## Problem to solve
Line by line, give the data again exactly as it appears.
::: Records for the exercise :::
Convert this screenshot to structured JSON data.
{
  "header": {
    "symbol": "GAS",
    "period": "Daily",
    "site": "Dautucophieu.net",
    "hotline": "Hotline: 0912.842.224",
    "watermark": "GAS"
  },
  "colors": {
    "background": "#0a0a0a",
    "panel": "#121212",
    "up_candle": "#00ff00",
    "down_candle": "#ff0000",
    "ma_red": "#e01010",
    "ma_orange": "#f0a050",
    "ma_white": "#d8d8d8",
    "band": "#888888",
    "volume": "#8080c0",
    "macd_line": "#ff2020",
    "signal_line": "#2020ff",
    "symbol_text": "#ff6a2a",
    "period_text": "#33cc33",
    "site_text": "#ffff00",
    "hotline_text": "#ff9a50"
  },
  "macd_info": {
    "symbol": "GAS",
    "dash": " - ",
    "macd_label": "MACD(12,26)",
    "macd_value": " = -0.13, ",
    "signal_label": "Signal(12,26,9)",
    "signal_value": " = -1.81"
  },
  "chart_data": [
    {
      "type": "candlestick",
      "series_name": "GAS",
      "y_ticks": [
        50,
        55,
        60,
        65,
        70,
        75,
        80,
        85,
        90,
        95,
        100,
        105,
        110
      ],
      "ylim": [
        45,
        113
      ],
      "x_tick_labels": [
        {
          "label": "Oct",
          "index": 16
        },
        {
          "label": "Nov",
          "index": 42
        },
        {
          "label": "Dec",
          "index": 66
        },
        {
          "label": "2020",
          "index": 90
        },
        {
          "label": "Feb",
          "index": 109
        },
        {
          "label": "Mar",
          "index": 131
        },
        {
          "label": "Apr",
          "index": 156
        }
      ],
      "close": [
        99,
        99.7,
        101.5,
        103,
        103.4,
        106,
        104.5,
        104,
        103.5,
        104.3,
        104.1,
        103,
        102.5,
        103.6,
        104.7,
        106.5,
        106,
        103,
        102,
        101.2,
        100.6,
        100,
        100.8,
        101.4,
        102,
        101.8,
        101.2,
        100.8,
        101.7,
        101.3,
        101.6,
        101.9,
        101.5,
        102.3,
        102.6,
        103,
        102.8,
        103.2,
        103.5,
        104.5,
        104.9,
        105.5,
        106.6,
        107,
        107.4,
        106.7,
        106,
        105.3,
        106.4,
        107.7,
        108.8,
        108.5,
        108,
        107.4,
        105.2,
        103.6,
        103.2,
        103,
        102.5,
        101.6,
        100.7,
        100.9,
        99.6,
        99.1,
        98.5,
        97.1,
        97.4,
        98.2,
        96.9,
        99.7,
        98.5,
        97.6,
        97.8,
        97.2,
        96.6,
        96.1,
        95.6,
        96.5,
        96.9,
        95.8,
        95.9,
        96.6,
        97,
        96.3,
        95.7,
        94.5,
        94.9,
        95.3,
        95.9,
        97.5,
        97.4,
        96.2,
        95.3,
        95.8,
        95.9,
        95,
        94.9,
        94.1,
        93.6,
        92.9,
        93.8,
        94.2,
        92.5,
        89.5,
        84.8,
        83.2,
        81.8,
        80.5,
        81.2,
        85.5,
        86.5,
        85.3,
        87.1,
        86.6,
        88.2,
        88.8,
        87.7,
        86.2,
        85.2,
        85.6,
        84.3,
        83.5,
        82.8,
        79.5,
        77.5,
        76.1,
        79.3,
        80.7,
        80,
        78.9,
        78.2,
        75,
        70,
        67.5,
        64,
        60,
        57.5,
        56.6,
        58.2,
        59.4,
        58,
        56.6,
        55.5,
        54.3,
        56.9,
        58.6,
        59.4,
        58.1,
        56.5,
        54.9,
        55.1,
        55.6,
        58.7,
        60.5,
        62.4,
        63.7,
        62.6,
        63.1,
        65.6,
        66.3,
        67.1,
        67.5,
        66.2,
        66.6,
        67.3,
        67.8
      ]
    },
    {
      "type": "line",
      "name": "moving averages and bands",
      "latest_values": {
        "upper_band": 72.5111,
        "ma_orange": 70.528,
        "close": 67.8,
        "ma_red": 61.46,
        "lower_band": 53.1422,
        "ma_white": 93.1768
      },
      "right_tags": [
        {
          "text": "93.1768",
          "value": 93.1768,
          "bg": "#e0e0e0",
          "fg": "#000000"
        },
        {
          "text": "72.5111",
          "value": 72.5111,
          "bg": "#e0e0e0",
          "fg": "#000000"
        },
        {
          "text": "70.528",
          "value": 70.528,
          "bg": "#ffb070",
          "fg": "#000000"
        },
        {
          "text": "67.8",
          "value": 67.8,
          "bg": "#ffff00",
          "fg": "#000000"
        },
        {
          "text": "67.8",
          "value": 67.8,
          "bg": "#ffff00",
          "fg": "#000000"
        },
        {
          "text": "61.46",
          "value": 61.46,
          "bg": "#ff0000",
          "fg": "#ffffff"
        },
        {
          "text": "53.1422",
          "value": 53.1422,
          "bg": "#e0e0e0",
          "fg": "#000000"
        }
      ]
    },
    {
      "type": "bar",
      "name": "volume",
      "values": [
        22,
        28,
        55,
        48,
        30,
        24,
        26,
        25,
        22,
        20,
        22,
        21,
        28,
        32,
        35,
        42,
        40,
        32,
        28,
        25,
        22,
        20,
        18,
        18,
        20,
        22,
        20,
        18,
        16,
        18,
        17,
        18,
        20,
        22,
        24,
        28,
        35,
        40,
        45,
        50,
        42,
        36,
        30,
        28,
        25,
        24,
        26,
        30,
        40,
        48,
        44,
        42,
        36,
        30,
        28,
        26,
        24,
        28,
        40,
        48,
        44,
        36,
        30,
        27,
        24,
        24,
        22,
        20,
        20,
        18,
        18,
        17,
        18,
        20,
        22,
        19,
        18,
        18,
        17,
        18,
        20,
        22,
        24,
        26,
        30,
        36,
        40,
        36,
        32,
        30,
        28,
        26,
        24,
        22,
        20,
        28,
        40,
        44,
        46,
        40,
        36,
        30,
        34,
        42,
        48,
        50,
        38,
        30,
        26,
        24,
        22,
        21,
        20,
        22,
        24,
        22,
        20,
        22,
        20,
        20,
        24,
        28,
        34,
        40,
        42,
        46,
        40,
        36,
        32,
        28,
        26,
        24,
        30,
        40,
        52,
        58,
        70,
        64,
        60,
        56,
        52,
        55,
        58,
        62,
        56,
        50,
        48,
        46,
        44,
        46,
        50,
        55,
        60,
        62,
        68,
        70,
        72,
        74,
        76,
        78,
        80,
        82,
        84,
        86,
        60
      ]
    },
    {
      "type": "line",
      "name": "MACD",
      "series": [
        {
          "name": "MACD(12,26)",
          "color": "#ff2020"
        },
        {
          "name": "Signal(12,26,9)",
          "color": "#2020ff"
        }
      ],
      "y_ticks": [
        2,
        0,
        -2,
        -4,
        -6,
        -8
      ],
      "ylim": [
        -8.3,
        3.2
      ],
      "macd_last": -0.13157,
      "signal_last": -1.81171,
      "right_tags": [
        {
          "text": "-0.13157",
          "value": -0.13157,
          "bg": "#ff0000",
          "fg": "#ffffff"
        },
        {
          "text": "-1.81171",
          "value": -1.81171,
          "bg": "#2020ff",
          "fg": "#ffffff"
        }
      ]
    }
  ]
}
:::
## Reply
Convert this screenshot to structured JSON data.
{
  "header": {
    "symbol": "GAS",
    "period": "Daily",
    "site": "Dautucophieu.net",
    "hotline": "Hotline: 0912.842.224",
    "watermark": "GAS"
  },
  "colors": {
    "background": "#0a0a0a",
    "panel": "#121212",
    "up_candle": "#00ff00",
    "down_candle": "#ff0000",
    "ma_red": "#e01010",
    "ma_orange": "#f0a050",
    "ma_white": "#d8d8d8",
    "band": "#888888",
    "volume": "#8080c0",
    "macd_line": "#ff2020",
    "signal_line": "#2020ff",
    "symbol_text": "#ff6a2a",
    "period_text": "#33cc33",
    "site_text": "#ffff00",
    "hotline_text": "#ff9a50"
  },
  "macd_info": {
    "symbol": "GAS",
    "dash": " - ",
    "macd_label": "MACD(12,26)",
    "macd_value": " = -0.13, ",
    "signal_label": "Signal(12,26,9)",
    "signal_value": " = -1.81"
  },
  "chart_data": [
    {
      "type": "candlestick",
      "series_name": "GAS",
      "y_ticks": [
        50,
        55,
        60,
        65,
        70,
        75,
        80,
        85,
        90,
        95,
        100,
        105,
        110
      ],
      "ylim": [
        45,
        113
      ],
      "x_tick_labels": [
        {
          "label": "Oct",
          "index": 16
        },
        {
          "label": "Nov",
          "index": 42
        },
        {
          "label": "Dec",
          "index": 66
        },
        {
          "label": "2020",
          "index": 90
        },
        {
          "label": "Feb",
          "index": 109
        },
        {
          "label": "Mar",
          "index": 131
        },
        {
          "label": "Apr",
          "index": 156
        }
      ],
      "close": [
        99,
        99.7,
        101.5,
        103,
        103.4,
        106,
        104.5,
        104,
        103.5,
        104.3,
        104.1,
        103,
        102.5,
        103.6,
        104.7,
        106.5,
        106,
        103,
        102,
        101.2,
        100.6,
        100,
        100.8,
        101.4,
        102,
        101.8,
        101.2,
        100.8,
        101.7,
        101.3,
        101.6,
        101.9,
        101.5,
        102.3,
        102.6,
        103,
        102.8,
        103.2,
        103.5,
        104.5,
        104.9,
        105.5,
        106.6,
        107,
        107.4,
        106.7,
        106,
        105.3,
        106.4,
        107.7,
        108.8,
        108.5,
        108,
        107.4,
        105.2,
        103.6,
        103.2,
        103,
        102.5,
        101.6,
        100.7,
        100.9,
        99.6,
        99.1,
        98.5,
        97.1,
        97.4,
        98.2,
        96.9,
        99.7,
        98.5,
        97.6,
        97.8,
        97.2,
        96.6,
        96.1,
        95.6,
        96.5,
        96.9,
        95.8,
        95.9,
        96.6,
        97,
        96.3,
        95.7,
        94.5,
        94.9,
        95.3,
        95.9,
        97.5,
        97.4,
        96.2,
        95.3,
        95.8,
        95.9,
        95,
        94.9,
        94.1,
        93.6,
        92.9,
        93.8,
        94.2,
        92.5,
        89.5,
        84.8,
        83.2,
        81.8,
        80.5,
        81.2,
        85.5,
        86.5,
        85.3,
        87.1,
        86.6,
        88.2,
        88.8,
        87.7,
        86.2,
        85.2,
        85.6,
        84.3,
        83.5,
        82.8,
        79.5,
        77.5,
        76.1,
        79.3,
        80.7,
        80,
        78.9,
        78.2,
        75,
        70,
        67.5,
        64,
        60,
        57.5,
        56.6,
        58.2,
        59.4,
        58,
        56.6,
        55.5,
        54.3,
        56.9,
        58.6,
        59.4,
        58.1,
        56.5,
        54.9,
        55.1,
        55.6,
        58.7,
        60.5,
        62.4,
        63.7,
        62.6,
        63.1,
        65.6,
        66.3,
        67.1,
        67.5,
        66.2,
        66.6,
        67.3,
        67.8
      ]
    },
    {
      "type": "line",
      "name": "moving averages and bands",
      "latest_values": {
        "upper_band": 72.5111,
        "ma_orange": 70.528,
        "close": 67.8,
        "ma_red": 61.46,
        "lower_band": 53.1422,
        "ma_white": 93.1768
      },
      "right_tags": [
        {
          "text": "93.1768",
          "value": 93.1768,
          "bg": "#e0e0e0",
          "fg": "#000000"
        },
        {
          "text": "72.5111",
          "value": 72.5111,
          "bg": "#e0e0e0",
          "fg": "#000000"
        },
        {
          "text": "70.528",
          "value": 70.528,
          "bg": "#ffb070",
          "fg": "#000000"
        },
        {
          "text": "67.8",
          "value": 67.8,
          "bg": "#ffff00",
          "fg": "#000000"
        },
        {
          "text": "67.8",
          "value": 67.8,
          "bg": "#ffff00",
          "fg": "#000000"
        },
        {
          "text": "61.46",
          "value": 61.46,
          "bg": "#ff0000",
          "fg": "#ffffff"
        },
        {
          "text": "53.1422",
          "value": 53.1422,
          "bg": "#e0e0e0",
          "fg": "#000000"
        }
      ]
    },
    {
      "type": "bar",
      "name": "volume",
      "values": [
        22,
        28,
        55,
        48,
        30,
        24,
        26,
        25,
        22,
        20,
        22,
        21,
        28,
        32,
        35,
        42,
        40,
        32,
        28,
        25,
        22,
        20,
        18,
        18,
        20,
        22,
        20,
        18,
        16,
        18,
        17,
        18,
        20,
        22,
        24,
        28,
        35,
        40,
        45,
        50,
        42,
        36,
        30,
        28,
        25,
        24,
        26,
        30,
        40,
        48,
        44,
        42,
        36,
        30,
        28,
        26,
        24,
        28,
        40,
        48,
        44,
        36,
        30,
        27,
        24,
        24,
        22,
        20,
        20,
        18,
        18,
        17,
        18,
        20,
        22,
        19,
        18,
        18,
        17,
        18,
        20,
        22,
        24,
        26,
        30,
        36,
        40,
        36,
        32,
        30,
        28,
        26,
        24,
        22,
        20,
        28,
        40,
        44,
        46,
        40,
        36,
        30,
        34,
        42,
        48,
        50,
        38,
        30,
        26,
        24,
        22,
        21,
        20,
        22,
        24,
        22,
        20,
        22,
        20,
        20,
        24,
        28,
        34,
        40,
        42,
        46,
        40,
        36,
        32,
        28,
        26,
        24,
        30,
        40,
        52,
        58,
        70,
        64,
        60,
        56,
        52,
        55,
        58,
        62,
        56,
        50,
        48,
        46,
        44,
        46,
        50,
        55,
        60,
        62,
        68,
        70,
        72,
        74,
        76,
        78,
        80,
        82,
        84,
        86,
        60
      ]
    },
    {
      "type": "line",
      "name": "MACD",
      "series": [
        {
          "name": "MACD(12,26)",
          "color": "#ff2020"
        },
        {
          "name": "Signal(12,26,9)",
          "color": "#2020ff"
        }
      ],
      "y_ticks": [
        2,
        0,
        -2,
        -4,
        -6,
        -8
      ],
      "ylim": [
        -8.3,
        3.2
      ],
      "macd_last": -0.13157,
      "signal_last": -1.81171,
      "right_tags": [
        {
          "text": "-0.13157",
          "value": -0.13157,
          "bg": "#ff0000",
          "fg": "#ffffff"
        },
        {
          "text": "-1.81171",
          "value": -1.81171,
          "bg": "#2020ff",
          "fg": "#ffffff"
        }
      ]
    }
  ]
}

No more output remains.